- ASSIGNMENT
Whenever a line of the records below contains the word "screenshot", copy that line.

- PROVIDED MATERIAL
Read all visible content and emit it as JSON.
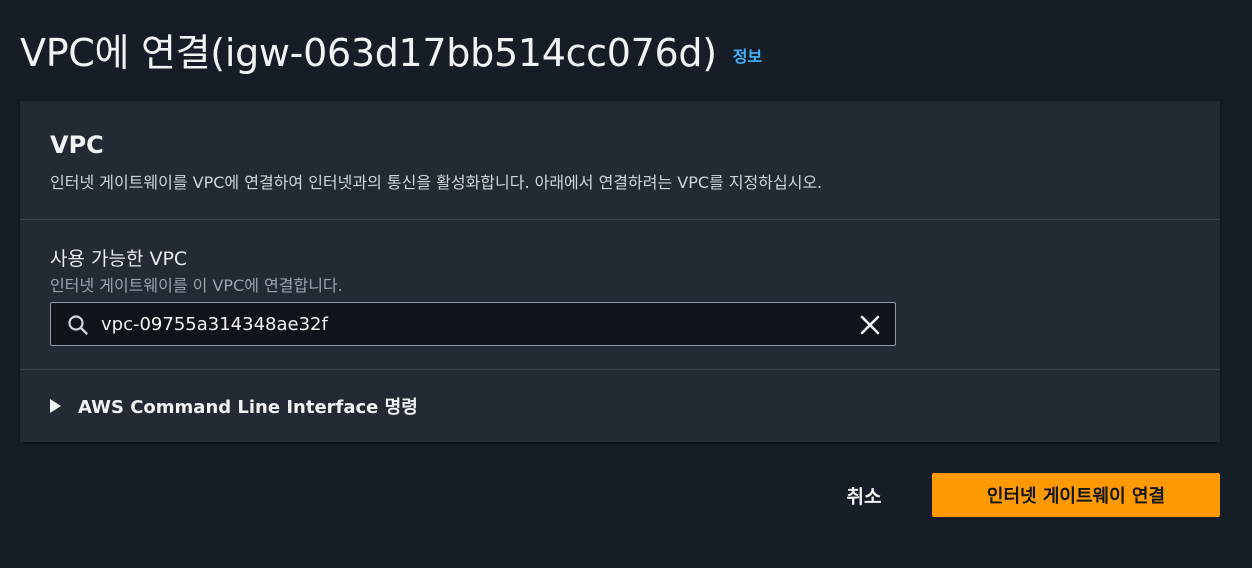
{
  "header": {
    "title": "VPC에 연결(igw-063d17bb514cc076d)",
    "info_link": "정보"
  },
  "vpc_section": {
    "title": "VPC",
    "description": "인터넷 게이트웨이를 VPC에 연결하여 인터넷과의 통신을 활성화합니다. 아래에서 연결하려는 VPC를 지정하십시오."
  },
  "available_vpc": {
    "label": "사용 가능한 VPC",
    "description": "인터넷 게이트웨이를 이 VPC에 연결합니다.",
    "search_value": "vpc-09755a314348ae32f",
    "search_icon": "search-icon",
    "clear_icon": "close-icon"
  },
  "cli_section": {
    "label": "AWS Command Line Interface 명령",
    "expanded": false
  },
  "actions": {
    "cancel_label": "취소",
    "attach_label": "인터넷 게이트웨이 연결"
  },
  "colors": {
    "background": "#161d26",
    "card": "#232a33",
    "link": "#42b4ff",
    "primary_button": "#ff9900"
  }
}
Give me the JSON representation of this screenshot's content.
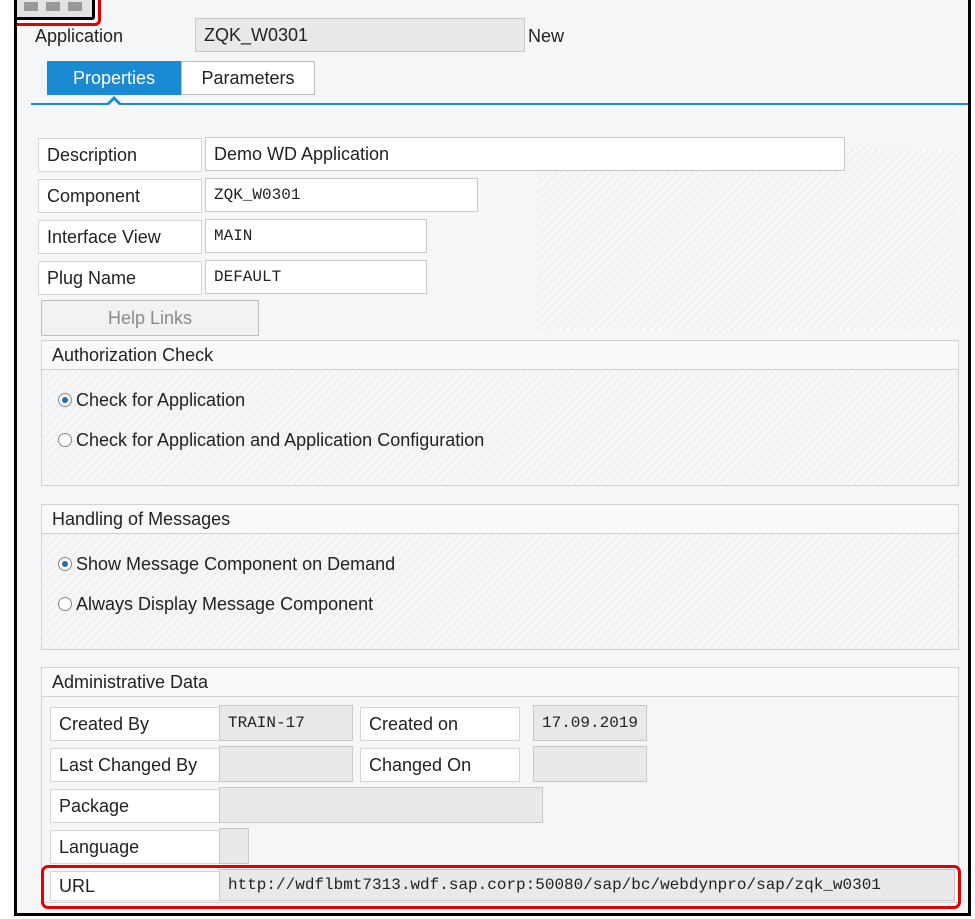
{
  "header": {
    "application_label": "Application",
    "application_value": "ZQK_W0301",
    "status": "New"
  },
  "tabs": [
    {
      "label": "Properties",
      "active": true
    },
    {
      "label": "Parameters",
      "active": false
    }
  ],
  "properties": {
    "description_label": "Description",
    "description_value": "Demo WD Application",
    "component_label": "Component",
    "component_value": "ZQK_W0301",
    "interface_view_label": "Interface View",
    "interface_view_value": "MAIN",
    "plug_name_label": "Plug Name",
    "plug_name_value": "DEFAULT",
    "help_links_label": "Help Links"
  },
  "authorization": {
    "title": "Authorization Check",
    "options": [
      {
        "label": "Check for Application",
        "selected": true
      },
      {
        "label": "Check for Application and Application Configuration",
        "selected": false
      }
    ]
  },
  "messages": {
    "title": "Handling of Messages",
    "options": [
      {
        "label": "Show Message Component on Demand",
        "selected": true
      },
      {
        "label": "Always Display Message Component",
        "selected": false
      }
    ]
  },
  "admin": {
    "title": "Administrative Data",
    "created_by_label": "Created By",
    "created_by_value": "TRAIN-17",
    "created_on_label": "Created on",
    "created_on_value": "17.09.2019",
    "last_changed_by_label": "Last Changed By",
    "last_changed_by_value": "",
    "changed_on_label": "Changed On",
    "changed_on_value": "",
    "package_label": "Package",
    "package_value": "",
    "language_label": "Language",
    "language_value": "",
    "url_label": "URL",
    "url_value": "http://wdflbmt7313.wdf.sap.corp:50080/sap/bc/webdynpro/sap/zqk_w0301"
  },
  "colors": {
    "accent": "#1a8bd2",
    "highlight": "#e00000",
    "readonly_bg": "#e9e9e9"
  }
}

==

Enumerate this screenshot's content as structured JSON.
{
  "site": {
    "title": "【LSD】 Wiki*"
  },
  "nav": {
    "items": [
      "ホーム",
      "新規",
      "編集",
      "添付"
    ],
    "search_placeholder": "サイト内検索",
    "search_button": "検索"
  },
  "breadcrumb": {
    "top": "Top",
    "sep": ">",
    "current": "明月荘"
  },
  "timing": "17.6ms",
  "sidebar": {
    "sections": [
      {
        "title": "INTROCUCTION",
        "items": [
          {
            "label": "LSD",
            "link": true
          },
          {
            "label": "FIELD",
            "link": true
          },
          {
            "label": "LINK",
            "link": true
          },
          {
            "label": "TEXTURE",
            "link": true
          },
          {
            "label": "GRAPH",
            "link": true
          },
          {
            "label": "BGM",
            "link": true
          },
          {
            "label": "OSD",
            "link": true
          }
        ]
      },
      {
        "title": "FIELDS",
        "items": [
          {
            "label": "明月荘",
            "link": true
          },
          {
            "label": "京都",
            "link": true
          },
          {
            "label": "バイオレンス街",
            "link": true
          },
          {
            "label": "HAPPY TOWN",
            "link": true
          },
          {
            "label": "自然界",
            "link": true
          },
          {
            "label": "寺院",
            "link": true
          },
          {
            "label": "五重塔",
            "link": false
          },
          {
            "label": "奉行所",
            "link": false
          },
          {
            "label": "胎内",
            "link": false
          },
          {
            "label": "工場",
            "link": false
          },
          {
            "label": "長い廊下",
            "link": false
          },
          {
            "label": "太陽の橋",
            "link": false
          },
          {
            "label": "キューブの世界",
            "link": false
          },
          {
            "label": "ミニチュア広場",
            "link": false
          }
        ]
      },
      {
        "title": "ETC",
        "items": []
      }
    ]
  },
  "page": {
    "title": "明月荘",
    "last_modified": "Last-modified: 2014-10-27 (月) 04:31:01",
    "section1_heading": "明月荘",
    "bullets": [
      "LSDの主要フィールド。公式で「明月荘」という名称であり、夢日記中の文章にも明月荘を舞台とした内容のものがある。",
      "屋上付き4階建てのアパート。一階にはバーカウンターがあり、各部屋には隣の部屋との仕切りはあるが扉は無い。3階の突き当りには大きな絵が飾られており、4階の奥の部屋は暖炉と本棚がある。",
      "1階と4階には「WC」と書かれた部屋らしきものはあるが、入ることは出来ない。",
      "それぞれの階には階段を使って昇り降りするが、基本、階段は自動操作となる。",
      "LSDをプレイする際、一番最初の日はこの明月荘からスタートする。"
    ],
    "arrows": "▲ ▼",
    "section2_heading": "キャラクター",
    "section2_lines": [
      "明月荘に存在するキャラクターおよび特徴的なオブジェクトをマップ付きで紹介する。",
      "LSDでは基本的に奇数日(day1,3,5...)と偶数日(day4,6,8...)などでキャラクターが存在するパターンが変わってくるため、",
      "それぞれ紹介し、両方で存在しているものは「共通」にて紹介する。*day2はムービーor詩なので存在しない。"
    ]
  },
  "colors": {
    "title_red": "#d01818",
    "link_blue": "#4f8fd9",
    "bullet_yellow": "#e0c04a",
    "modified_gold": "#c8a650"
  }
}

- TASK OUTPUT
Give me the JSON representation of this screenshot's content.
Enumerate this screenshot's content as structured JSON.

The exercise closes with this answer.